▶ Data for this exercise
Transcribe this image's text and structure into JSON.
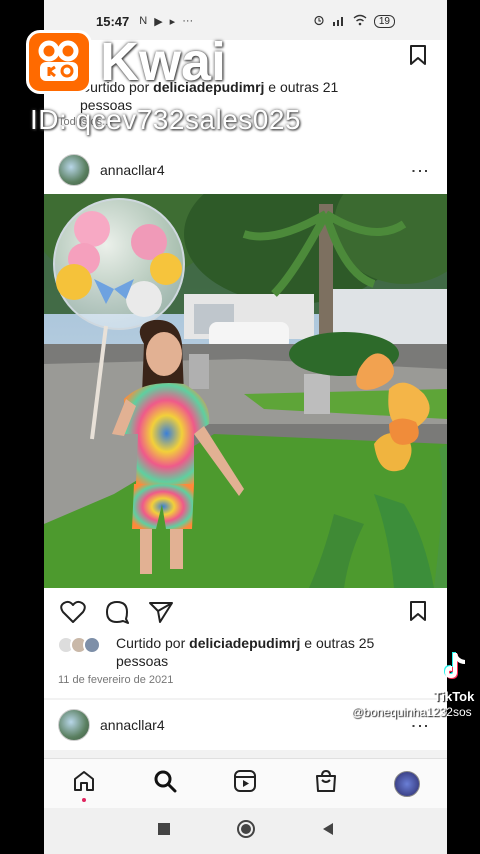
{
  "status_bar": {
    "time": "15:47",
    "left_icons": [
      "N",
      "▶",
      "▸",
      "···"
    ],
    "right_icons": [
      "⏰",
      "📶",
      "📡"
    ],
    "battery": "19"
  },
  "watermarks": {
    "kwai_label": "Kwai",
    "kwai_id": "ID: qcev732sales025",
    "tiktok_label": "TikTok",
    "tiktok_user": "@bonequinha1232sos"
  },
  "prev_post": {
    "liked_prefix": "Curtido por ",
    "liked_user": "deliciadepudimrj",
    "liked_suffix": " e outras 21 pessoas",
    "date": "Todos os..."
  },
  "post": {
    "username": "annacllar4",
    "liked_prefix": "Curtido por ",
    "liked_user": "deliciadepudimrj",
    "liked_suffix": " e outras 25 pessoas",
    "date": "11 de fevereiro de 2021"
  },
  "next_post": {
    "username": "annacllar4"
  },
  "colors": {
    "kwai_orange": "#ff6a00",
    "accent_dot": "#e0245e"
  },
  "icons": [
    "heart-icon",
    "comment-icon",
    "send-icon",
    "bookmark-icon",
    "home-icon",
    "search-icon",
    "reels-icon",
    "shop-icon",
    "profile-icon"
  ]
}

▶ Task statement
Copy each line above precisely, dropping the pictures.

▶ Task response
Transcribe this image's text and structure into JSON.
{
  "status_bar": {
    "time": "15:47",
    "left_icons": [
      "N",
      "▶",
      "▸",
      "···"
    ],
    "right_icons": [
      "⏰",
      "📶",
      "📡"
    ],
    "battery": "19"
  },
  "watermarks": {
    "kwai_label": "Kwai",
    "kwai_id": "ID: qcev732sales025",
    "tiktok_label": "TikTok",
    "tiktok_user": "@bonequinha1232sos"
  },
  "prev_post": {
    "liked_prefix": "Curtido por ",
    "liked_user": "deliciadepudimrj",
    "liked_suffix": " e outras 21 pessoas",
    "date": "Todos os..."
  },
  "post": {
    "username": "annacllar4",
    "liked_prefix": "Curtido por ",
    "liked_user": "deliciadepudimrj",
    "liked_suffix": " e outras 25 pessoas",
    "date": "11 de fevereiro de 2021"
  },
  "next_post": {
    "username": "annacllar4"
  },
  "colors": {
    "kwai_orange": "#ff6a00",
    "accent_dot": "#e0245e"
  },
  "icons": [
    "heart-icon",
    "comment-icon",
    "send-icon",
    "bookmark-icon",
    "home-icon",
    "search-icon",
    "reels-icon",
    "shop-icon",
    "profile-icon"
  ]
}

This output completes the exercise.